- The solution cannot be that Law and Promise/Faith are actually identical principles
- Remember Law is contrary to Promise (3:18)
- And Law is contrary to Faith (3:12)
- The Law is the Servant of Faith
- But we are not under the severity of the Law
- Christ has been fully revealed; a salvation apart from the works of the Law has been established
- (And this is the salvation proclaimed to Abraham. The salvation of everyone who believes, even those who were under that harsh taskmaster, the Law. The Law, coming 430 years later, did not annul the promise for them either. But they patiently waited for their true salvation to be revealed. The mistake of the Judaizers was to suppose their salvation had been revealed... on Sinai. It had not. Only their condemnation had been revealed there... to drive them to Christ.)
- So I will preach the Law to you as what Paul declares it to be: "a ministry of condemnation written on tables of stone." But I would be guilty before the highest court if I preached only the Law.
- Rather I will use the Law to drive you to Christ that he may be everything to you that you may live from faith to faith.
TRANSITION: Let me conclude with point 4 by going back to the first part of this chapter. I want to steer you clear of misusing the law by provoking you to faith.
- We Receive the Promise (Heaven) by Faith Alone (3:1-9)
- Are you horrified at the thought of being justified by works?
- Be equally horrified at the thought of being sanctified thereby.
- We are so tempted to respond to the law by saying, OK I'll do it.
- The Law cannot sanctify you. It cannot make you holy. It cannot give you one gram of power to do what it says.
- Therefore, the Law must not be our motivation to do what is right. Grace must both motivate and empower
- By that I don't mean that you say, "Well, I've got to do this for God since he's done so much for me." That's still relying on your own power.
- Look at how Paul talks. He holds before you Christ, crucified, raised again, ascended.
- This not only motivates you (for if it only did that you'd be left to carry out the requirement)
- It empowers you
- Thus the doctrines encourage the true believer.
- Comfort one another with these words
- "I've lost my job"
- "But you still have Christ"
- Not tritely but sincerely-acknowledging the pain for no discipline seems joyful-seeking to remind the brother what he has in heaven
- Someone died, a divorce, a besetting sin
- We often as "Calvinists" comfort each other with the sovereignty of God (i.e. God's still in control). And that's good. But true Calvinists will even more comfort each other with the grace of God.
- God offers you heaven without money and without cost. He has paid for it all in Christ. Come and take it from him freely.
- Do you long to do what is right?
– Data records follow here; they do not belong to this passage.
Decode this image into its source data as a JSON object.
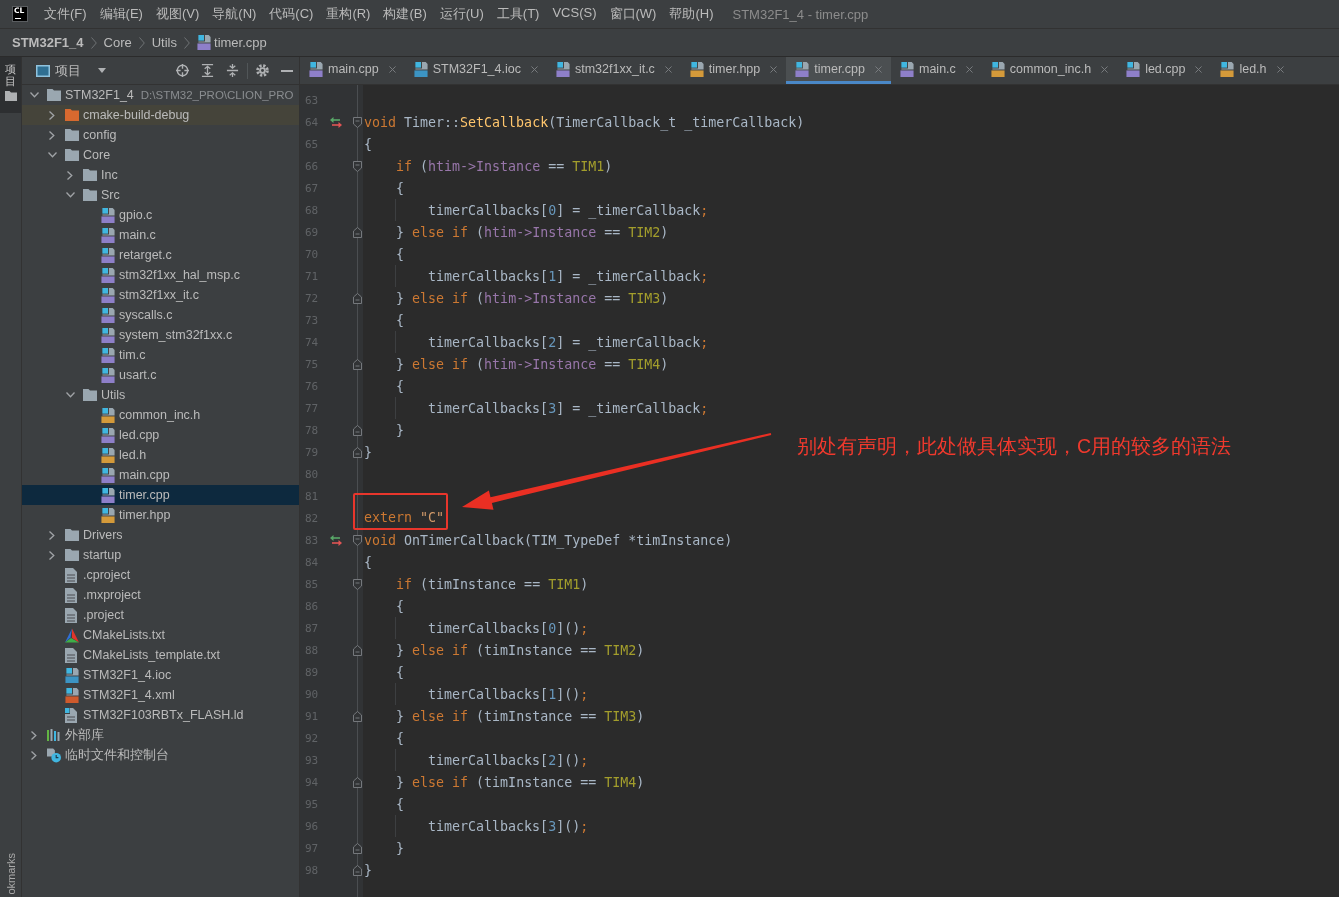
{
  "menu_bar": {
    "logo": "CL",
    "items": [
      "文件(F)",
      "编辑(E)",
      "视图(V)",
      "导航(N)",
      "代码(C)",
      "重构(R)",
      "构建(B)",
      "运行(U)",
      "工具(T)",
      "VCS(S)",
      "窗口(W)",
      "帮助(H)"
    ],
    "title": "STM32F1_4 - timer.cpp"
  },
  "breadcrumb": [
    {
      "label": "STM32F1_4",
      "kind": "project"
    },
    {
      "label": "Core",
      "kind": "folder"
    },
    {
      "label": "Utils",
      "kind": "folder"
    },
    {
      "label": "timer.cpp",
      "kind": "cpp"
    }
  ],
  "tool_strip": {
    "top": [
      {
        "label": "项目",
        "selected": true
      }
    ],
    "bottom": [
      {
        "label": "okmarks",
        "selected": false
      }
    ]
  },
  "project_panel": {
    "title": "项目",
    "tree": [
      {
        "name": "STM32F1_4",
        "path": "D:\\STM32_PRO\\CLION_PRO",
        "kind": "folder",
        "expanded": true,
        "selected": false,
        "children": [
          {
            "name": "cmake-build-debug",
            "kind": "excluded-folder",
            "expanded": false,
            "selected": false
          },
          {
            "name": "config",
            "kind": "folder",
            "expanded": false,
            "selected": false
          },
          {
            "name": "Core",
            "kind": "folder",
            "expanded": true,
            "selected": false,
            "children": [
              {
                "name": "Inc",
                "kind": "folder",
                "expanded": false,
                "selected": false
              },
              {
                "name": "Src",
                "kind": "folder",
                "expanded": true,
                "selected": false,
                "children": [
                  {
                    "name": "gpio.c",
                    "kind": "c",
                    "selected": false
                  },
                  {
                    "name": "main.c",
                    "kind": "c",
                    "selected": false
                  },
                  {
                    "name": "retarget.c",
                    "kind": "c",
                    "selected": false
                  },
                  {
                    "name": "stm32f1xx_hal_msp.c",
                    "kind": "c",
                    "selected": false
                  },
                  {
                    "name": "stm32f1xx_it.c",
                    "kind": "c",
                    "selected": false
                  },
                  {
                    "name": "syscalls.c",
                    "kind": "c",
                    "selected": false
                  },
                  {
                    "name": "system_stm32f1xx.c",
                    "kind": "c",
                    "selected": false
                  },
                  {
                    "name": "tim.c",
                    "kind": "c",
                    "selected": false
                  },
                  {
                    "name": "usart.c",
                    "kind": "c",
                    "selected": false
                  }
                ]
              },
              {
                "name": "Utils",
                "kind": "folder",
                "expanded": true,
                "selected": false,
                "children": [
                  {
                    "name": "common_inc.h",
                    "kind": "h",
                    "selected": false
                  },
                  {
                    "name": "led.cpp",
                    "kind": "cpp",
                    "selected": false
                  },
                  {
                    "name": "led.h",
                    "kind": "h",
                    "selected": false
                  },
                  {
                    "name": "main.cpp",
                    "kind": "cpp",
                    "selected": false
                  },
                  {
                    "name": "timer.cpp",
                    "kind": "cpp",
                    "selected": true
                  },
                  {
                    "name": "timer.hpp",
                    "kind": "h",
                    "selected": false
                  }
                ]
              }
            ]
          },
          {
            "name": "Drivers",
            "kind": "folder",
            "expanded": false,
            "selected": false
          },
          {
            "name": "startup",
            "kind": "folder",
            "expanded": false,
            "selected": false
          },
          {
            "name": ".cproject",
            "kind": "text",
            "selected": false
          },
          {
            "name": ".mxproject",
            "kind": "text",
            "selected": false
          },
          {
            "name": ".project",
            "kind": "text",
            "selected": false
          },
          {
            "name": "CMakeLists.txt",
            "kind": "cmake",
            "selected": false
          },
          {
            "name": "CMakeLists_template.txt",
            "kind": "text",
            "selected": false
          },
          {
            "name": "STM32F1_4.ioc",
            "kind": "ioc",
            "selected": false
          },
          {
            "name": "STM32F1_4.xml",
            "kind": "xml",
            "selected": false
          },
          {
            "name": "STM32F103RBTx_FLASH.ld",
            "kind": "linker",
            "selected": false
          }
        ]
      },
      {
        "name": "外部库",
        "kind": "libraries",
        "expanded": false,
        "selected": false
      },
      {
        "name": "临时文件和控制台",
        "kind": "scratches",
        "expanded": false,
        "selected": false
      }
    ]
  },
  "editor_tabs": [
    {
      "label": "main.cpp",
      "kind": "cpp",
      "selected": false
    },
    {
      "label": "STM32F1_4.ioc",
      "kind": "ioc",
      "selected": false
    },
    {
      "label": "stm32f1xx_it.c",
      "kind": "c",
      "selected": false
    },
    {
      "label": "timer.hpp",
      "kind": "h",
      "selected": false
    },
    {
      "label": "timer.cpp",
      "kind": "cpp",
      "selected": true
    },
    {
      "label": "main.c",
      "kind": "c",
      "selected": false
    },
    {
      "label": "common_inc.h",
      "kind": "h",
      "selected": false
    },
    {
      "label": "led.cpp",
      "kind": "cpp",
      "selected": false
    },
    {
      "label": "led.h",
      "kind": "h",
      "selected": false
    }
  ],
  "editor": {
    "lines": [
      {
        "number": "63",
        "highlighted": false
      },
      {
        "number": "64",
        "highlighted": false,
        "gutter_icons": [
          {
            "kind": "implements"
          },
          {
            "kind": "fold-start"
          }
        ],
        "tokens": [
          {
            "text": "void",
            "kind": "keyword"
          },
          {
            "text": " Timer::",
            "kind": "plain"
          },
          {
            "text": "SetCallback",
            "kind": "function"
          },
          {
            "text": "(TimerCallback_t _timerCallback)",
            "kind": "plain"
          }
        ]
      },
      {
        "number": "65",
        "highlighted": false,
        "tokens": [
          {
            "text": "{",
            "kind": "plain"
          }
        ]
      },
      {
        "number": "66",
        "highlighted": false,
        "gutter_icons": [
          {
            "kind": "fold-start"
          }
        ],
        "tokens": [
          {
            "text": "    if",
            "kind": "keyword"
          },
          {
            "text": " (",
            "kind": "plain"
          },
          {
            "text": "htim->Instance",
            "kind": "field"
          },
          {
            "text": " == ",
            "kind": "plain"
          },
          {
            "text": "TIM1",
            "kind": "macro"
          },
          {
            "text": ")",
            "kind": "plain"
          }
        ]
      },
      {
        "number": "67",
        "highlighted": false,
        "tokens": [
          {
            "text": "    {",
            "kind": "plain"
          }
        ]
      },
      {
        "number": "68",
        "highlighted": false,
        "tokens": [
          {
            "text": "        timerCallbacks[",
            "kind": "plain"
          },
          {
            "text": "0",
            "kind": "number"
          },
          {
            "text": "] = _timerCallback",
            "kind": "plain"
          },
          {
            "text": ";",
            "kind": "punct"
          }
        ]
      },
      {
        "number": "69",
        "highlighted": false,
        "gutter_icons": [
          {
            "kind": "fold-end"
          }
        ],
        "tokens": [
          {
            "text": "    } ",
            "kind": "plain"
          },
          {
            "text": "else if",
            "kind": "keyword"
          },
          {
            "text": " (",
            "kind": "plain"
          },
          {
            "text": "htim->Instance",
            "kind": "field"
          },
          {
            "text": " == ",
            "kind": "plain"
          },
          {
            "text": "TIM2",
            "kind": "macro"
          },
          {
            "text": ")",
            "kind": "plain"
          }
        ]
      },
      {
        "number": "70",
        "highlighted": false,
        "tokens": [
          {
            "text": "    {",
            "kind": "plain"
          }
        ]
      },
      {
        "number": "71",
        "highlighted": false,
        "tokens": [
          {
            "text": "        timerCallbacks[",
            "kind": "plain"
          },
          {
            "text": "1",
            "kind": "number"
          },
          {
            "text": "] = _timerCallback",
            "kind": "plain"
          },
          {
            "text": ";",
            "kind": "punct"
          }
        ]
      },
      {
        "number": "72",
        "highlighted": false,
        "gutter_icons": [
          {
            "kind": "fold-end"
          }
        ],
        "tokens": [
          {
            "text": "    } ",
            "kind": "plain"
          },
          {
            "text": "else if",
            "kind": "keyword"
          },
          {
            "text": " (",
            "kind": "plain"
          },
          {
            "text": "htim->Instance",
            "kind": "field"
          },
          {
            "text": " == ",
            "kind": "plain"
          },
          {
            "text": "TIM3",
            "kind": "macro"
          },
          {
            "text": ")",
            "kind": "plain"
          }
        ]
      },
      {
        "number": "73",
        "highlighted": false,
        "tokens": [
          {
            "text": "    {",
            "kind": "plain"
          }
        ]
      },
      {
        "number": "74",
        "highlighted": false,
        "tokens": [
          {
            "text": "        timerCallbacks[",
            "kind": "plain"
          },
          {
            "text": "2",
            "kind": "number"
          },
          {
            "text": "] = _timerCallback",
            "kind": "plain"
          },
          {
            "text": ";",
            "kind": "punct"
          }
        ]
      },
      {
        "number": "75",
        "highlighted": false,
        "gutter_icons": [
          {
            "kind": "fold-end"
          }
        ],
        "tokens": [
          {
            "text": "    } ",
            "kind": "plain"
          },
          {
            "text": "else if",
            "kind": "keyword"
          },
          {
            "text": " (",
            "kind": "plain"
          },
          {
            "text": "htim->Instance",
            "kind": "field"
          },
          {
            "text": " == ",
            "kind": "plain"
          },
          {
            "text": "TIM4",
            "kind": "macro"
          },
          {
            "text": ")",
            "kind": "plain"
          }
        ]
      },
      {
        "number": "76",
        "highlighted": false,
        "tokens": [
          {
            "text": "    {",
            "kind": "plain"
          }
        ]
      },
      {
        "number": "77",
        "highlighted": false,
        "tokens": [
          {
            "text": "        timerCallbacks[",
            "kind": "plain"
          },
          {
            "text": "3",
            "kind": "number"
          },
          {
            "text": "] = _timerCallback",
            "kind": "plain"
          },
          {
            "text": ";",
            "kind": "punct"
          }
        ]
      },
      {
        "number": "78",
        "highlighted": false,
        "gutter_icons": [
          {
            "kind": "fold-end"
          }
        ],
        "tokens": [
          {
            "text": "    }",
            "kind": "plain"
          }
        ]
      },
      {
        "number": "79",
        "highlighted": false,
        "gutter_icons": [
          {
            "kind": "fold-end"
          }
        ],
        "tokens": [
          {
            "text": "}",
            "kind": "plain"
          }
        ]
      },
      {
        "number": "80",
        "highlighted": false
      },
      {
        "number": "81",
        "highlighted": false
      },
      {
        "number": "82",
        "highlighted": true,
        "tokens": [
          {
            "text": "extern",
            "kind": "keyword"
          },
          {
            "text": " \"C\"",
            "kind": "string"
          }
        ]
      },
      {
        "number": "83",
        "highlighted": false,
        "gutter_icons": [
          {
            "kind": "implements"
          },
          {
            "kind": "fold-start"
          }
        ],
        "tokens": [
          {
            "text": "void",
            "kind": "keyword"
          },
          {
            "text": " OnTimerCallback(TIM_TypeDef *timInstance)",
            "kind": "plain"
          }
        ]
      },
      {
        "number": "84",
        "highlighted": false,
        "tokens": [
          {
            "text": "{",
            "kind": "plain"
          }
        ]
      },
      {
        "number": "85",
        "highlighted": false,
        "gutter_icons": [
          {
            "kind": "fold-start"
          }
        ],
        "tokens": [
          {
            "text": "    if",
            "kind": "keyword"
          },
          {
            "text": " (timInstance == ",
            "kind": "plain"
          },
          {
            "text": "TIM1",
            "kind": "macro"
          },
          {
            "text": ")",
            "kind": "plain"
          }
        ]
      },
      {
        "number": "86",
        "highlighted": false,
        "tokens": [
          {
            "text": "    {",
            "kind": "plain"
          }
        ]
      },
      {
        "number": "87",
        "highlighted": false,
        "tokens": [
          {
            "text": "        timerCallbacks[",
            "kind": "plain"
          },
          {
            "text": "0",
            "kind": "number"
          },
          {
            "text": "]()",
            "kind": "plain"
          },
          {
            "text": ";",
            "kind": "punct"
          }
        ]
      },
      {
        "number": "88",
        "highlighted": false,
        "gutter_icons": [
          {
            "kind": "fold-end"
          }
        ],
        "tokens": [
          {
            "text": "    } ",
            "kind": "plain"
          },
          {
            "text": "else if",
            "kind": "keyword"
          },
          {
            "text": " (timInstance == ",
            "kind": "plain"
          },
          {
            "text": "TIM2",
            "kind": "macro"
          },
          {
            "text": ")",
            "kind": "plain"
          }
        ]
      },
      {
        "number": "89",
        "highlighted": false,
        "tokens": [
          {
            "text": "    {",
            "kind": "plain"
          }
        ]
      },
      {
        "number": "90",
        "highlighted": false,
        "tokens": [
          {
            "text": "        timerCallbacks[",
            "kind": "plain"
          },
          {
            "text": "1",
            "kind": "number"
          },
          {
            "text": "]()",
            "kind": "plain"
          },
          {
            "text": ";",
            "kind": "punct"
          }
        ]
      },
      {
        "number": "91",
        "highlighted": false,
        "gutter_icons": [
          {
            "kind": "fold-end"
          }
        ],
        "tokens": [
          {
            "text": "    } ",
            "kind": "plain"
          },
          {
            "text": "else if",
            "kind": "keyword"
          },
          {
            "text": " (timInstance == ",
            "kind": "plain"
          },
          {
            "text": "TIM3",
            "kind": "macro"
          },
          {
            "text": ")",
            "kind": "plain"
          }
        ]
      },
      {
        "number": "92",
        "highlighted": false,
        "tokens": [
          {
            "text": "    {",
            "kind": "plain"
          }
        ]
      },
      {
        "number": "93",
        "highlighted": false,
        "tokens": [
          {
            "text": "        timerCallbacks[",
            "kind": "plain"
          },
          {
            "text": "2",
            "kind": "number"
          },
          {
            "text": "]()",
            "kind": "plain"
          },
          {
            "text": ";",
            "kind": "punct"
          }
        ]
      },
      {
        "number": "94",
        "highlighted": false,
        "gutter_icons": [
          {
            "kind": "fold-end"
          }
        ],
        "tokens": [
          {
            "text": "    } ",
            "kind": "plain"
          },
          {
            "text": "else if",
            "kind": "keyword"
          },
          {
            "text": " (timInstance == ",
            "kind": "plain"
          },
          {
            "text": "TIM4",
            "kind": "macro"
          },
          {
            "text": ")",
            "kind": "plain"
          }
        ]
      },
      {
        "number": "95",
        "highlighted": false,
        "tokens": [
          {
            "text": "    {",
            "kind": "plain"
          }
        ]
      },
      {
        "number": "96",
        "highlighted": false,
        "tokens": [
          {
            "text": "        timerCallbacks[",
            "kind": "plain"
          },
          {
            "text": "3",
            "kind": "number"
          },
          {
            "text": "]()",
            "kind": "plain"
          },
          {
            "text": ";",
            "kind": "punct"
          }
        ]
      },
      {
        "number": "97",
        "highlighted": false,
        "gutter_icons": [
          {
            "kind": "fold-end"
          }
        ],
        "tokens": [
          {
            "text": "    }",
            "kind": "plain"
          }
        ]
      },
      {
        "number": "98",
        "highlighted": false,
        "gutter_icons": [
          {
            "kind": "fold-end"
          }
        ],
        "tokens": [
          {
            "text": "}",
            "kind": "plain"
          }
        ]
      }
    ]
  },
  "annotation": {
    "text": "别处有声明，此处做具体实现，C用的较多的语法"
  }
}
- The Law gives you no power to do it. The Law can only condemn.
- God supplies you with his Spirit "by the hearing of faith" (3:5)
- Come hear the voice of Christ speaking in his word as it is preached to you each Lord's Day.
- Rely upon the Spirit and the Grace of God alone to work in you that which is well pleasing in his sight!
- Gal 2:20 - justification and sanctification.